Nerite Shells are very common inhabitants of rocky shores on the Queensland coast in Australia; and they generally have a wide Indo-Pacific distribution. There are several species but the specimens shown here are Nerita costata Gmelin and were photographed at Port Douglas.
They have a characteristic appearance with thick black rounded ridges spiralling around the shell whorls, with lighter coloured furrows between them. The spire is blunt. The aperture opening is roughly semicircular with a specific arrangement of protruberances or ‘teeth’. The odd-shell-out in pictures 1 and 2 is a Mulberry Shell or Granulated Drupe (Morula granulata Duclos) which has an odd look with spirals of dark rounded bumps vaguely resembling a bunch of grapes or similar.
Mud Creepers are a common sight on the tidal mud flats at Cairns in Queensland, Australia. Also called Telescope Shells, Mudwhelks, Telescopic Creepers, or Mangrove Mud Whelk. The Latin name is Telescopium telescopium L. They are so emblematic of the place that they have been glorified by a fantastic piece of sculpture by Dominic Johns on the Esplanade.

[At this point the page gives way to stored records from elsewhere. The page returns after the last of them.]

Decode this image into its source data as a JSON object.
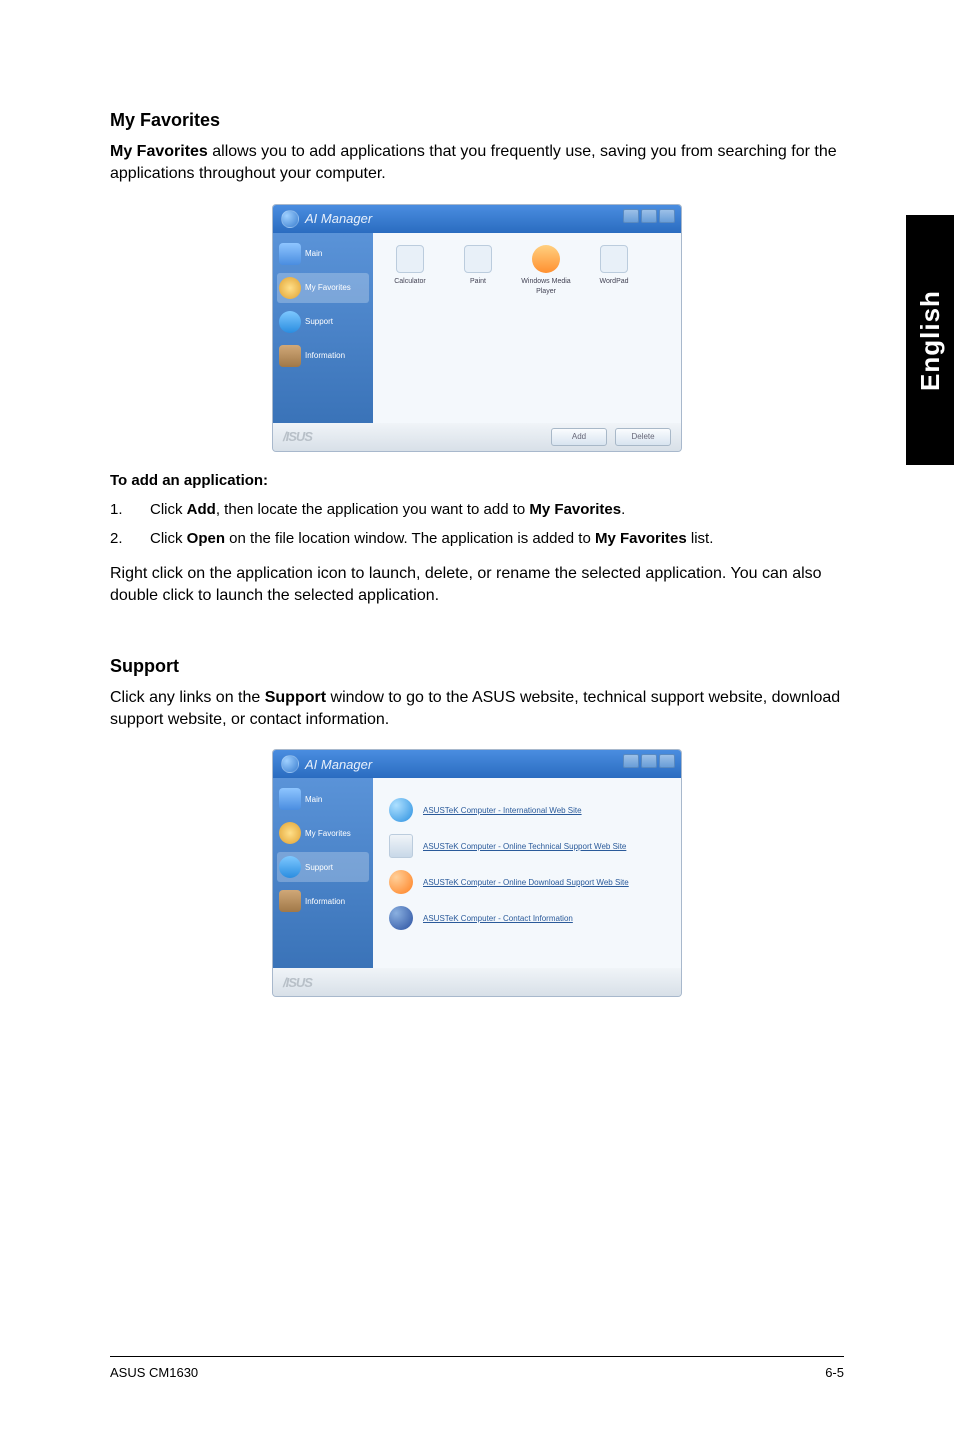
{
  "side_tab": "English",
  "my_favorites": {
    "heading": "My Favorites",
    "intro_prefix": "My Favorites",
    "intro_rest": " allows you to add applications that you frequently use, saving you from searching for the applications throughout your computer.",
    "add_heading": "To add an application:",
    "steps": [
      {
        "num": "1.",
        "pre": "Click ",
        "b1": "Add",
        "mid": ", then locate the application you want to add to ",
        "b2": "My Favorites",
        "post": "."
      },
      {
        "num": "2.",
        "pre": "Click ",
        "b1": "Open",
        "mid": " on the file location window. The application is added to ",
        "b2": "My Favorites",
        "post": " list."
      }
    ],
    "note": "Right click on the application icon to launch, delete, or rename the selected application. You can also double click to launch the selected application."
  },
  "support": {
    "heading": "Support",
    "intro_pre": "Click any links on the ",
    "intro_b": "Support",
    "intro_post": " window to go to the ASUS website, technical support website, download support website, or contact information."
  },
  "screenshot_fav": {
    "title": "AI Manager",
    "sidebar": [
      "Main",
      "My Favorites",
      "Support",
      "Information"
    ],
    "icons": [
      "Calculator",
      "Paint",
      "Windows Media Player",
      "WordPad"
    ],
    "brand": "/ISUS",
    "buttons": [
      "Add",
      "Delete"
    ]
  },
  "screenshot_support": {
    "title": "AI Manager",
    "sidebar": [
      "Main",
      "My Favorites",
      "Support",
      "Information"
    ],
    "links": [
      "ASUSTeK Computer - International Web Site",
      "ASUSTeK Computer - Online Technical Support Web Site",
      "ASUSTeK Computer - Online Download Support Web Site",
      "ASUSTeK Computer - Contact Information"
    ],
    "brand": "/ISUS"
  },
  "footer": {
    "left": "ASUS CM1630",
    "right": "6-5"
  }
}
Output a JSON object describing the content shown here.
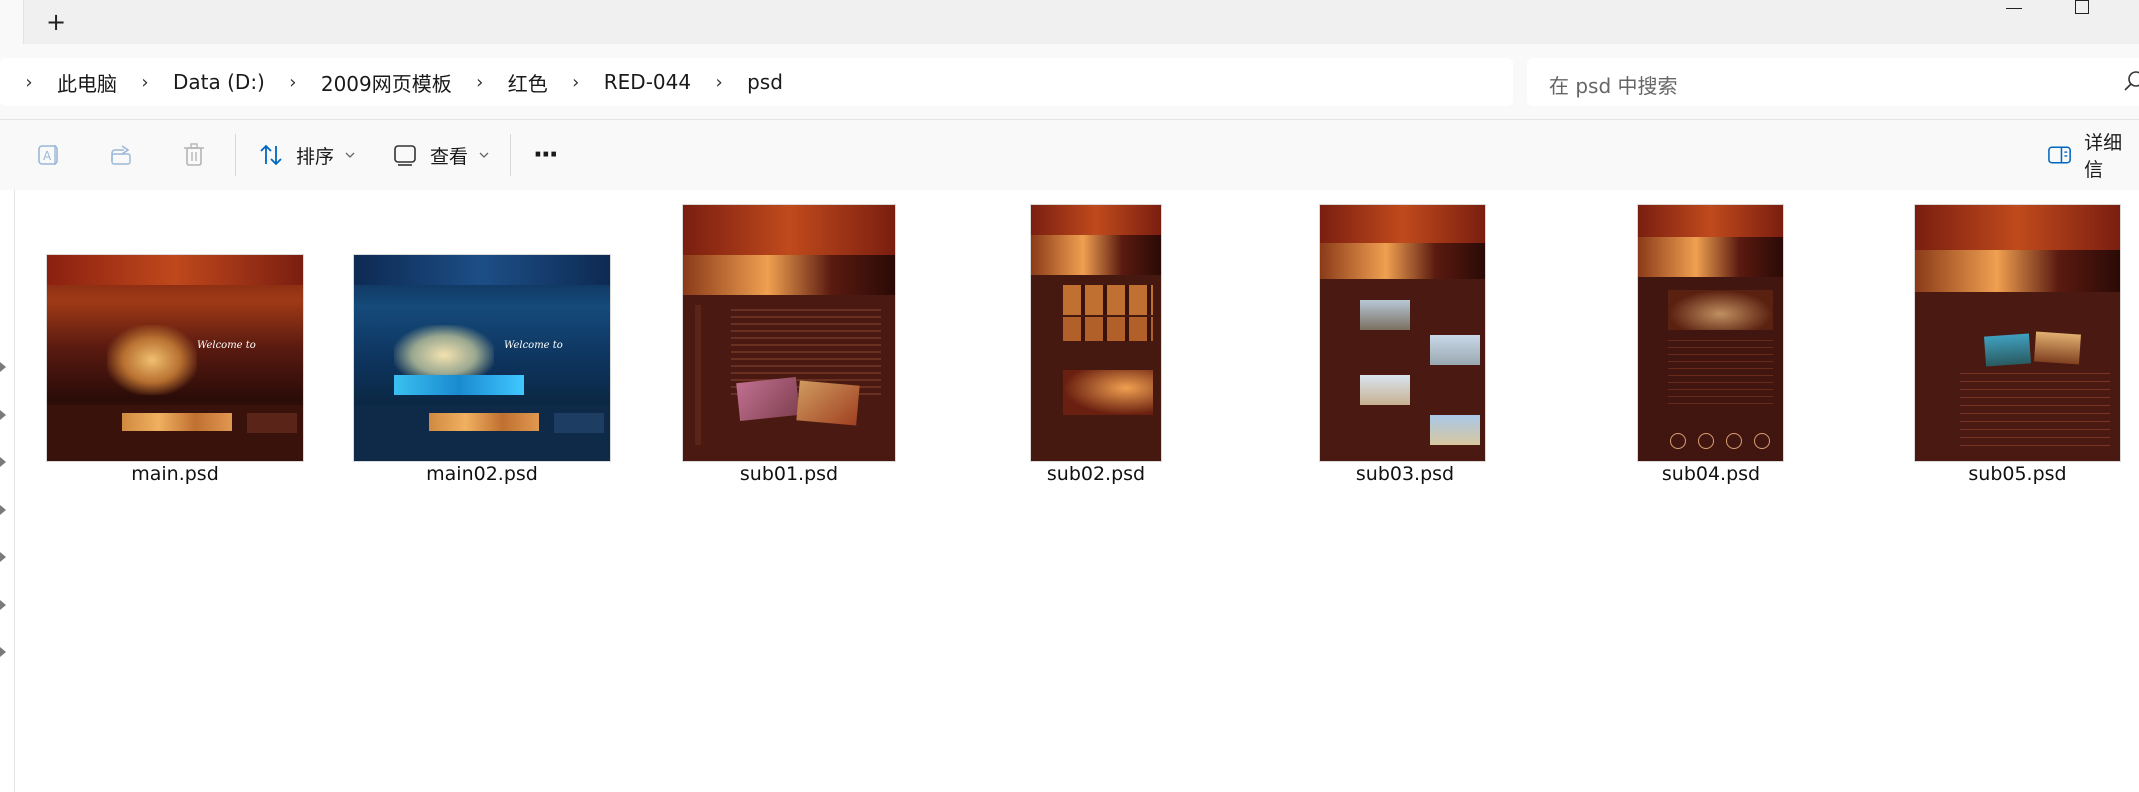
{
  "tabbar": {
    "new_tab_icon": "plus-icon"
  },
  "breadcrumb": {
    "items": [
      {
        "label": "此电脑"
      },
      {
        "label": "Data (D:)"
      },
      {
        "label": "2009网页模板"
      },
      {
        "label": "红色"
      },
      {
        "label": "RED-044"
      },
      {
        "label": "psd"
      }
    ]
  },
  "search": {
    "placeholder": "在 psd 中搜索"
  },
  "toolbar": {
    "sort_label": "排序",
    "view_label": "查看",
    "more_label": "···",
    "details_label": "详细信"
  },
  "files": [
    {
      "name": "main.psd",
      "theme": "red-wide"
    },
    {
      "name": "main02.psd",
      "theme": "blue-wide"
    },
    {
      "name": "sub01.psd",
      "theme": "red-tall"
    },
    {
      "name": "sub02.psd",
      "theme": "red-narrow"
    },
    {
      "name": "sub03.psd",
      "theme": "red-tall"
    },
    {
      "name": "sub04.psd",
      "theme": "red-narrow"
    },
    {
      "name": "sub05.psd",
      "theme": "red-tall"
    }
  ],
  "colors": {
    "accent": "#0067c0",
    "thumb_red_dark": "#3b120c",
    "thumb_red_mid": "#8a2a14",
    "thumb_blue_dark": "#0b2a4a"
  }
}
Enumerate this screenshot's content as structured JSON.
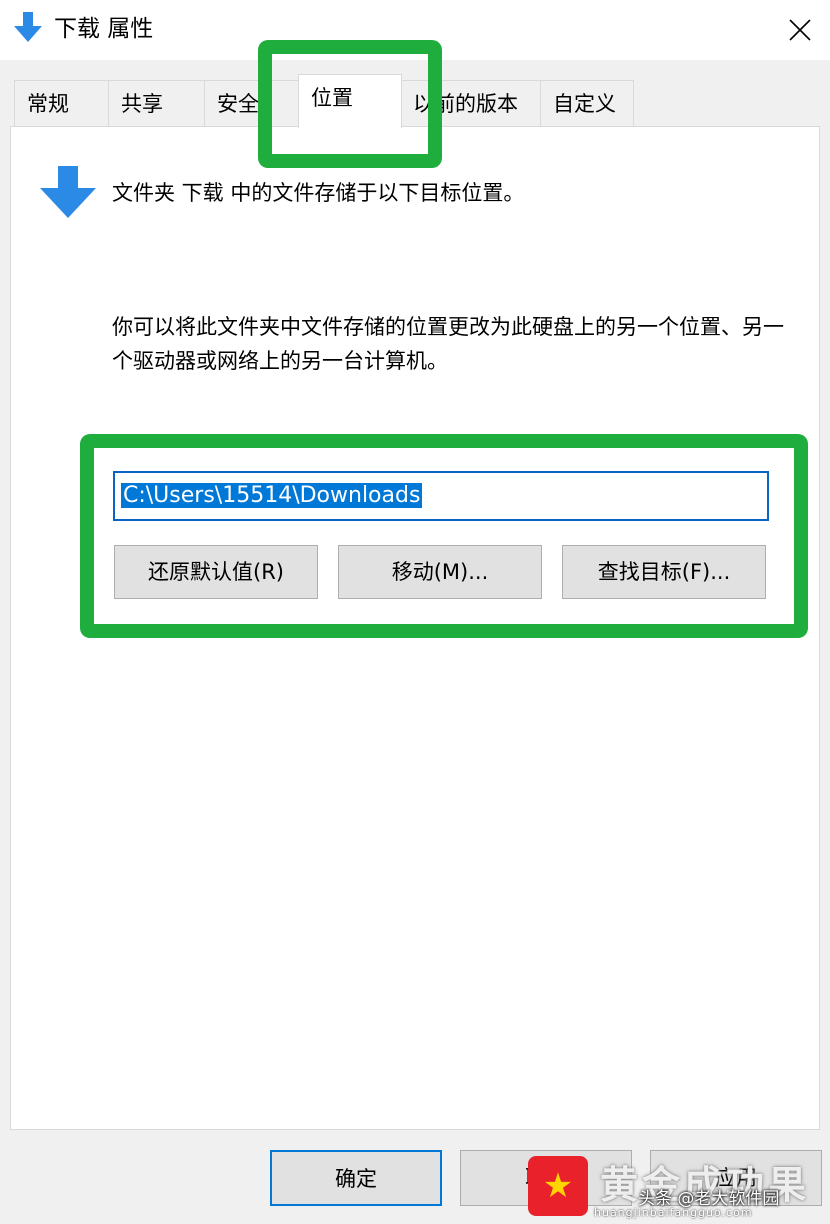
{
  "window": {
    "title": "下载 属性",
    "close_icon": "close-icon"
  },
  "tabs": [
    {
      "label": "常规",
      "active": false
    },
    {
      "label": "共享",
      "active": false
    },
    {
      "label": "安全",
      "active": false
    },
    {
      "label": "位置",
      "active": true
    },
    {
      "label": "以前的版本",
      "active": false
    },
    {
      "label": "自定义",
      "active": false
    }
  ],
  "location": {
    "heading": "文件夹 下载 中的文件存储于以下目标位置。",
    "description": "你可以将此文件夹中文件存储的位置更改为此硬盘上的另一个位置、另一个驱动器或网络上的另一台计算机。",
    "path_value": "C:\\Users\\15514\\Downloads",
    "restore_button": "还原默认值(R)",
    "move_button": "移动(M)...",
    "find_button": "查找目标(F)..."
  },
  "footer": {
    "ok_button": "确定",
    "cancel_button": "取消",
    "apply_button": "应用"
  },
  "watermark": {
    "brand": "黄金成功果",
    "label": "头条 @老大软件园",
    "url": "huangjinbaifangguo.com"
  },
  "colors": {
    "highlight_green": "#1fae3d",
    "selection_blue": "#0078d7",
    "folder_blue": "#2b8ae6"
  }
}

The reality, however, is that this large gastropod marine mollusc – living on the glutinous muds exposed by the ebbing tide – is not the most attractive of seashore creatures, in fact, a bit creepy. It is dark in colour, about 6 inches long, and the shell is very thick and heavy, The protruding muscular foot and tubular siphon of the animal are hard to distinguish from the mud itself but I believe the flesh is edible.
This sea snail seems to struggle as it drags its weighty shell across the mud in strange irregular movements without the supporting medium of water. The furrows incidentally ploughed by the shells leave networks of trails on the mud. In life the shells are often caked with mud but empty shells washed up on the beach show there is actually a great striped pattern.
Most seashells with a coiled shape are Gastropod molluscs – like the common winkles and whelks. However, the small, loosely-coiled seashell from Myall Beach at Cape Tribulation in Queensland, Australia, shown here belongs to the Cephalopod molluscs. The most commonly-occurring Cephalopod molluscs at the present time are animals without external shells. Examples of these include the squid, and cuttlefish - which have a reduced internal skeleton – like the familiar cuttlefish bones found so frequently on beaches. Octopuses are also Cephalods.
We know from the fossil record that, in the distant past, there were many cephalopods with external coiled shells; and these were called ammonites. There are several earlier posts in this blog about fossil ammonites. There is a similar loose coil shaped Cretaceous ammonite called Aegocrioceras quadratum (Crick) found in the UK.
There are a still a few modern Cephalopod species which retain an ancestral-style external coiled shell such as the ones found as Ammonites. These include the Nautilus and and Paper Nautilus group of species. Less commonly known is the single species of the single genus belonging to the family Spirulidae – shown in the photographs here. This is the Common Spirula or Ram’s Horn (Spirula spirula L.). You can see through the fragile translucent shell to the internal septa or partitions that divide the shell up into the compartments that are so familiar from ammonite fossils. The octopus-like animal itself would have in life mainly occupied the outermost compartment, with its swimming tentacles protruding from the circular opening.
Apparently the shell of the Common Spirula is found on beaches all over the world but the living animal is rarely seen because it is a pelagic deep water form. This particular shell specimen has washed ashore with minute goose barnacles or stalked barnacles attached to it. The small balls of sand on the beach with the shell are made by the many burrowing Bubbler Crabs that inhabit this tropical shore.